Technology has improved mechanical physical therapy modalities a lot. But despite all the machines that can help you, there's still no real substitute for manual therapy techniques. These techniques are always attended and involve targeted exercises and means of stimulation that require a physical therapist, not just a device.
Getting Hands On with Your Physical Therapy
Manual therapy techniques involve a literal hands-on approach to physical therapy. There are various manual therapy techniques, but all of them exist to help restore your mobility. If you didn't know any better, you would call many of these techniques massage. That's because massage is actually one of the many manual therapy techniques.
This hands-on approach is one of the main ways that manual therapies differ from other kinds of physical therapies and modalities. Manual therapies require a trained and skilled physical therapist. The therapist needs to know techniques for:
Your physical therapist will start with a screening to determine how severely your pain or injury affects your movement. He or she will test your balance, strength, and range of motion. From there, the physical therapist will work on a plan of action for working on your soft tissue and restoring your mobility.
That plan may not consist entirely of manual therapies, but it should include some. If you end up with a physical therapy regimen that doesn't include manual therapies, you should ask why. These hands-on techniques are not just important, they're the key to your rehabilitation.
Why is Manual Therapy a Necessity?
Notice the previously mentioned skills that are required for manual therapies. They're all about pinpointing exactly where your pain comes from. This isn't something that's always possible with other methods of physical therapy.
The practiced hands of the physical therapist can find joints or clusters of nerves that requires attention. That helps you to reach your recovery goals faster and more efficiently. In addition, this ability to pinpoint and work on the pain or injury also helps the physical therapist to figure out where the overall rehabilitative efforts need to focus.
Seek Direct Interaction
Another dynamic that makes manual therapy ideal for many is the direct interaction. You're not left to your own devices. You're one-on-one with the physical therapist, actively participating in your own rehabilitation. That helps you give direction while allowing the therapist to make modifications to your treatment on the fly.

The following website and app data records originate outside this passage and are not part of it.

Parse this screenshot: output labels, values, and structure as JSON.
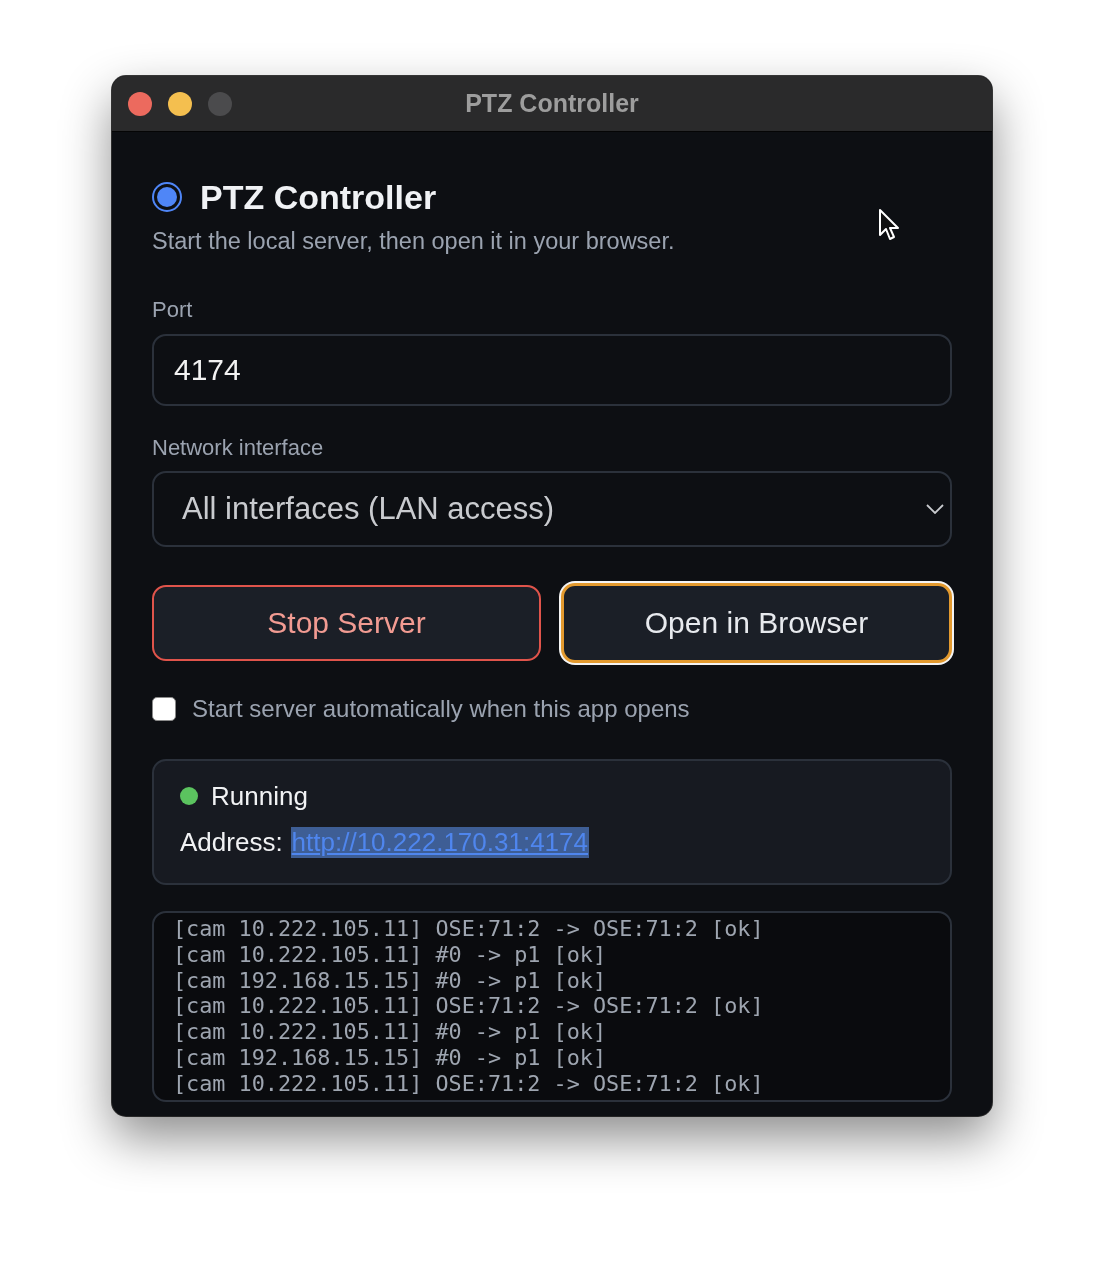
{
  "window": {
    "title": "PTZ Controller",
    "controls": [
      {
        "kind": "close",
        "disabled": false
      },
      {
        "kind": "minimize",
        "disabled": false
      },
      {
        "kind": "zoom",
        "disabled": true
      }
    ]
  },
  "header": {
    "title": "PTZ Controller",
    "subtitle": "Start the local server, then open it in your browser."
  },
  "port": {
    "label": "Port",
    "value": "4174"
  },
  "network_interface": {
    "label": "Network interface",
    "value": "All interfaces (LAN access)"
  },
  "buttons": [
    {
      "kind": "danger",
      "label": "Stop Server",
      "focused": false
    },
    {
      "kind": "primary",
      "label": "Open in Browser",
      "focused": true
    }
  ],
  "autostart": {
    "label": "Start server automatically when this app opens",
    "checked": false
  },
  "status": {
    "text": "Running",
    "running": true,
    "address_label": "Address:",
    "address": "http://10.222.170.31:4174",
    "address_selected": true
  },
  "log": [
    "[cam 10.222.105.11] OSE:71:2 -> OSE:71:2 [ok]",
    "[cam 10.222.105.11] #0 -> p1 [ok]",
    "[cam 192.168.15.15] #0 -> p1 [ok]",
    "[cam 10.222.105.11] OSE:71:2 -> OSE:71:2 [ok]",
    "[cam 10.222.105.11] #0 -> p1 [ok]",
    "[cam 192.168.15.15] #0 -> p1 [ok]",
    "[cam 10.222.105.11] OSE:71:2 -> OSE:71:2 [ok]"
  ]
}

If you have an injury or condition that calls for physical therapy, make sure you seek a practice that offers manual therapies as a part of its routines. There are many physical therapy techniques, but manual therapies may represent the most important of them.
Reach out to a service like St. Luke's Rehabilitation to learn more.